[WHAT YOU ARE ASKED TO DO]:
Filter the records for "Customize" and keep each line that has it.

Start of SUPPLIED INFORMATION

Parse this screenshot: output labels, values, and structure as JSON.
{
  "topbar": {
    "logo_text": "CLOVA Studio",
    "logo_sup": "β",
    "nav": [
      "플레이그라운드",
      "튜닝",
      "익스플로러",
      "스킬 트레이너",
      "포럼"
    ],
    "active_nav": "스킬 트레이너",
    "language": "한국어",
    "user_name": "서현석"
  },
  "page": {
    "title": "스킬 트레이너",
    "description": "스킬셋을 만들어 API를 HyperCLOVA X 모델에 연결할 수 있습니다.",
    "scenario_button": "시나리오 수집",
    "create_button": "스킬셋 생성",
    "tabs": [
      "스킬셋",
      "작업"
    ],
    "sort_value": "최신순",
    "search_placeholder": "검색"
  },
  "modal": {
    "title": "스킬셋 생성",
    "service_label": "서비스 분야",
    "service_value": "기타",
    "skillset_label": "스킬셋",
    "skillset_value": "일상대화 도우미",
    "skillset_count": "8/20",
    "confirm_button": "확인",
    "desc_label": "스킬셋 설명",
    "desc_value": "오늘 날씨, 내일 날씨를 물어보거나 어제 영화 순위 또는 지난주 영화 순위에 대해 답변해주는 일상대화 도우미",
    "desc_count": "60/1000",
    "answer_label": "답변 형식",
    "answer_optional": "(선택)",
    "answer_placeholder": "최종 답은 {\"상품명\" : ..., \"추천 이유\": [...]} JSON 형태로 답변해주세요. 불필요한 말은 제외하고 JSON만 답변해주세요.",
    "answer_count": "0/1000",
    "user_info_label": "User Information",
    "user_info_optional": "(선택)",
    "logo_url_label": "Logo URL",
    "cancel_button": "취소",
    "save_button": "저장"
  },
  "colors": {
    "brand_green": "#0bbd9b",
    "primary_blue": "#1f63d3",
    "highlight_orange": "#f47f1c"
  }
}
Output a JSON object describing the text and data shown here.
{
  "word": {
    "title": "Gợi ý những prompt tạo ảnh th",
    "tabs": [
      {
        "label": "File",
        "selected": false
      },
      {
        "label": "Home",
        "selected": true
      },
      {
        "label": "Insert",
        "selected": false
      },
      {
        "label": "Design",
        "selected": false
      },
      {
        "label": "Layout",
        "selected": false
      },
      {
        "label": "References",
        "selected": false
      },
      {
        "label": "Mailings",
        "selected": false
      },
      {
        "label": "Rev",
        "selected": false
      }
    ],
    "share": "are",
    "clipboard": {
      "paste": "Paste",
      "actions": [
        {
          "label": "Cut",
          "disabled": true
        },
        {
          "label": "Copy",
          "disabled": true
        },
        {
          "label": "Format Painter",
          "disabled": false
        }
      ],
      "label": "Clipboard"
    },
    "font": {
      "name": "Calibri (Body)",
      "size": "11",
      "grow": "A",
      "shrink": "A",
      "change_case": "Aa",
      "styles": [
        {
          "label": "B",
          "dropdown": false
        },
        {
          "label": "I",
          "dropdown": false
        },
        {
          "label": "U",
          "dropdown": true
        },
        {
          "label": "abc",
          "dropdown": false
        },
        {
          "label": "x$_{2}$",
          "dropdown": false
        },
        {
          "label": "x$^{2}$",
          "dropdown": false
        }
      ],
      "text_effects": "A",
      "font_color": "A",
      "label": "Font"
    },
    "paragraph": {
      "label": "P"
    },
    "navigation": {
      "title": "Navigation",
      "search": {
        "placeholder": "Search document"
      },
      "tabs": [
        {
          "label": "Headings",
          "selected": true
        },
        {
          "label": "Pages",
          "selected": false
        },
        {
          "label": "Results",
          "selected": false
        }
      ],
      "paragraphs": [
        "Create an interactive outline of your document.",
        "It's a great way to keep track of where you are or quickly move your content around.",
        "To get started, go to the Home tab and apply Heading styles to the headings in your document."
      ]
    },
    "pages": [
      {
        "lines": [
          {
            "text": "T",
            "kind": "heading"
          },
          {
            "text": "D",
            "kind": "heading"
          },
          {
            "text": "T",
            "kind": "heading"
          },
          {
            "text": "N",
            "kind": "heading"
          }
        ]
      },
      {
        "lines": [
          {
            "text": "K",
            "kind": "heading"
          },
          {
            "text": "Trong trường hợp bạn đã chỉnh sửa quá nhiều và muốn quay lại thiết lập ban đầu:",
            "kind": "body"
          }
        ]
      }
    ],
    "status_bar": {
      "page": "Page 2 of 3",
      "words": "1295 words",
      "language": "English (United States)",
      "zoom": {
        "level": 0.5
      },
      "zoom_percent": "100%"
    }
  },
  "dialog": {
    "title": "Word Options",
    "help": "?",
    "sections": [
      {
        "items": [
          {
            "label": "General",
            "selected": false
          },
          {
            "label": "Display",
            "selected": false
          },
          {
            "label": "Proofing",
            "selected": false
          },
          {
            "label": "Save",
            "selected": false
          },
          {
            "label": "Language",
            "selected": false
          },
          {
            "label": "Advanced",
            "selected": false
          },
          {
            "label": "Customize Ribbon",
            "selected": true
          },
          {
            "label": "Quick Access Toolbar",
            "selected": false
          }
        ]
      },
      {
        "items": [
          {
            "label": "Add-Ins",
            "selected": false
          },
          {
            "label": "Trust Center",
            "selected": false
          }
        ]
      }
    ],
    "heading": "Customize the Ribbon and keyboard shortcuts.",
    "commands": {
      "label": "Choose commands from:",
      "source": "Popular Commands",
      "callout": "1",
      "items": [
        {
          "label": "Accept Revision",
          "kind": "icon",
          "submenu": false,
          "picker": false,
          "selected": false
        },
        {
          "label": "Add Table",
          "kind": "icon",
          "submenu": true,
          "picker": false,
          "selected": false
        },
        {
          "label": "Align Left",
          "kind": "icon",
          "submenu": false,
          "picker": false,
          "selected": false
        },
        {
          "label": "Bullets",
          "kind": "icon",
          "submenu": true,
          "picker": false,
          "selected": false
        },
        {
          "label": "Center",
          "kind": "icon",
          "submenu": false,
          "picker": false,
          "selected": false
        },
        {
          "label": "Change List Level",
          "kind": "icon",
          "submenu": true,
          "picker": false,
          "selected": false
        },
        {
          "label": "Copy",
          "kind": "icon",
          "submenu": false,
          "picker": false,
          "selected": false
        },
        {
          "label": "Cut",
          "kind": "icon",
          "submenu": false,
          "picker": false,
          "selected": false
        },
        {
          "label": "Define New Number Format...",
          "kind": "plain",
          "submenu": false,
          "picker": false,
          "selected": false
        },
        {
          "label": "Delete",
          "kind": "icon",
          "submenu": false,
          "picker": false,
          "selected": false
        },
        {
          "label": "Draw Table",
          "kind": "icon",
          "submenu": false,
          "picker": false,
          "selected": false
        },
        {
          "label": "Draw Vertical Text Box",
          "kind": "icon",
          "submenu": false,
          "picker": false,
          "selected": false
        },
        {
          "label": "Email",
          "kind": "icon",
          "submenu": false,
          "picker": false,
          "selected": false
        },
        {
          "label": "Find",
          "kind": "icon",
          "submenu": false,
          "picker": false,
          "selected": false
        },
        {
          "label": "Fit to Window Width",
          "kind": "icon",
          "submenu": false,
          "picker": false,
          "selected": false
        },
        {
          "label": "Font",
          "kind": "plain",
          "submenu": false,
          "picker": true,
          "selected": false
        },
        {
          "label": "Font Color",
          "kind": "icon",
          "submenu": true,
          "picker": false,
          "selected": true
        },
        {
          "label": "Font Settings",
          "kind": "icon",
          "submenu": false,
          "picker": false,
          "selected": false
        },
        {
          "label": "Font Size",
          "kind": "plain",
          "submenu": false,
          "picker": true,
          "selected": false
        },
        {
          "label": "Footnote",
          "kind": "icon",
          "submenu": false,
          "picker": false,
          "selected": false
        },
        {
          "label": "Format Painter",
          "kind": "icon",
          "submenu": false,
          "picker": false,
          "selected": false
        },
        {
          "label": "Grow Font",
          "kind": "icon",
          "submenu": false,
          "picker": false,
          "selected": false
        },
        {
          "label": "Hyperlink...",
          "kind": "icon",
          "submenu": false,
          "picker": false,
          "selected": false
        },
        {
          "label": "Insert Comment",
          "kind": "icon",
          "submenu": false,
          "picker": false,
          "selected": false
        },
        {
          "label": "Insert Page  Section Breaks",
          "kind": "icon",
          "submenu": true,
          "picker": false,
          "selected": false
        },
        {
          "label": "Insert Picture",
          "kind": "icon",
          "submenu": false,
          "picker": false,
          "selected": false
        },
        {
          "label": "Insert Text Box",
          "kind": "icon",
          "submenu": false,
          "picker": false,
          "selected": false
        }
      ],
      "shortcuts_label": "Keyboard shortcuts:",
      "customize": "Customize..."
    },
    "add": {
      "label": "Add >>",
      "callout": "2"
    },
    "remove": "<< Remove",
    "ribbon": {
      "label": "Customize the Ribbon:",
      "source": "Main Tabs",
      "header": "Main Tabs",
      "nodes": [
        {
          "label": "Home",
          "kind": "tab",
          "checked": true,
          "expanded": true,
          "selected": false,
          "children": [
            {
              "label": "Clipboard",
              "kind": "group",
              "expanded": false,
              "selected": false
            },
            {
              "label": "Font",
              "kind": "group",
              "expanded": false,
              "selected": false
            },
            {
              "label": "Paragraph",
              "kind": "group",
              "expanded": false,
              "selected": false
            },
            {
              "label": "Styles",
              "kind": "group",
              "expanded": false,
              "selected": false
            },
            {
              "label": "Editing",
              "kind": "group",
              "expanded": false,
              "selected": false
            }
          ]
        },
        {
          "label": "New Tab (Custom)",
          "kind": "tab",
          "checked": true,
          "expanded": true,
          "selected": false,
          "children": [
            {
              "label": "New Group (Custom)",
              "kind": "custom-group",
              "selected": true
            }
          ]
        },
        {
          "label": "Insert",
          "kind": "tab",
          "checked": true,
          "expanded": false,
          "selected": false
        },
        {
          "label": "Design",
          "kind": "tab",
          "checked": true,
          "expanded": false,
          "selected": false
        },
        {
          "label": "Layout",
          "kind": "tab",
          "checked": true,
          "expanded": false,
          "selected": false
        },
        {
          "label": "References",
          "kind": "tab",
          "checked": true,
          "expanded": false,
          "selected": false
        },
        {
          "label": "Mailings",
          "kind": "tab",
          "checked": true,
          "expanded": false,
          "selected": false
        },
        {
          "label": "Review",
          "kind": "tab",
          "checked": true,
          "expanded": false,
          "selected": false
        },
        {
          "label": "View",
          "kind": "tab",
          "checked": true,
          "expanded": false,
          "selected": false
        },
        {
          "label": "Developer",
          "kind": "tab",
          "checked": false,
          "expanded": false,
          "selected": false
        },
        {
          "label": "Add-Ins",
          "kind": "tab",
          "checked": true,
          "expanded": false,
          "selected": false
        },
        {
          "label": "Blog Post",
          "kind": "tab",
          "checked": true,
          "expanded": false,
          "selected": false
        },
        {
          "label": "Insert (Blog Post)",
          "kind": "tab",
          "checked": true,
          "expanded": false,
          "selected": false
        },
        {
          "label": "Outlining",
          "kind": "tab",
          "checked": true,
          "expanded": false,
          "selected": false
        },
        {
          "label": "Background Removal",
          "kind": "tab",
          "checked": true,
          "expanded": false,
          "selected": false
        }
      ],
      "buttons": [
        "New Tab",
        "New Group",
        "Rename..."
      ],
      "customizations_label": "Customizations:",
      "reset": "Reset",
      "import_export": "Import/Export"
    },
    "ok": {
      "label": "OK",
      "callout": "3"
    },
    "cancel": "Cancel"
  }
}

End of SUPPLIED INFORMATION

[YOUR SOLUTION]:
            "label": "Customize Ribbon",
    "heading": "Customize the Ribbon and keyboard shortcuts.",
      "customize": "Customize..."
      "label": "Customize the Ribbon:",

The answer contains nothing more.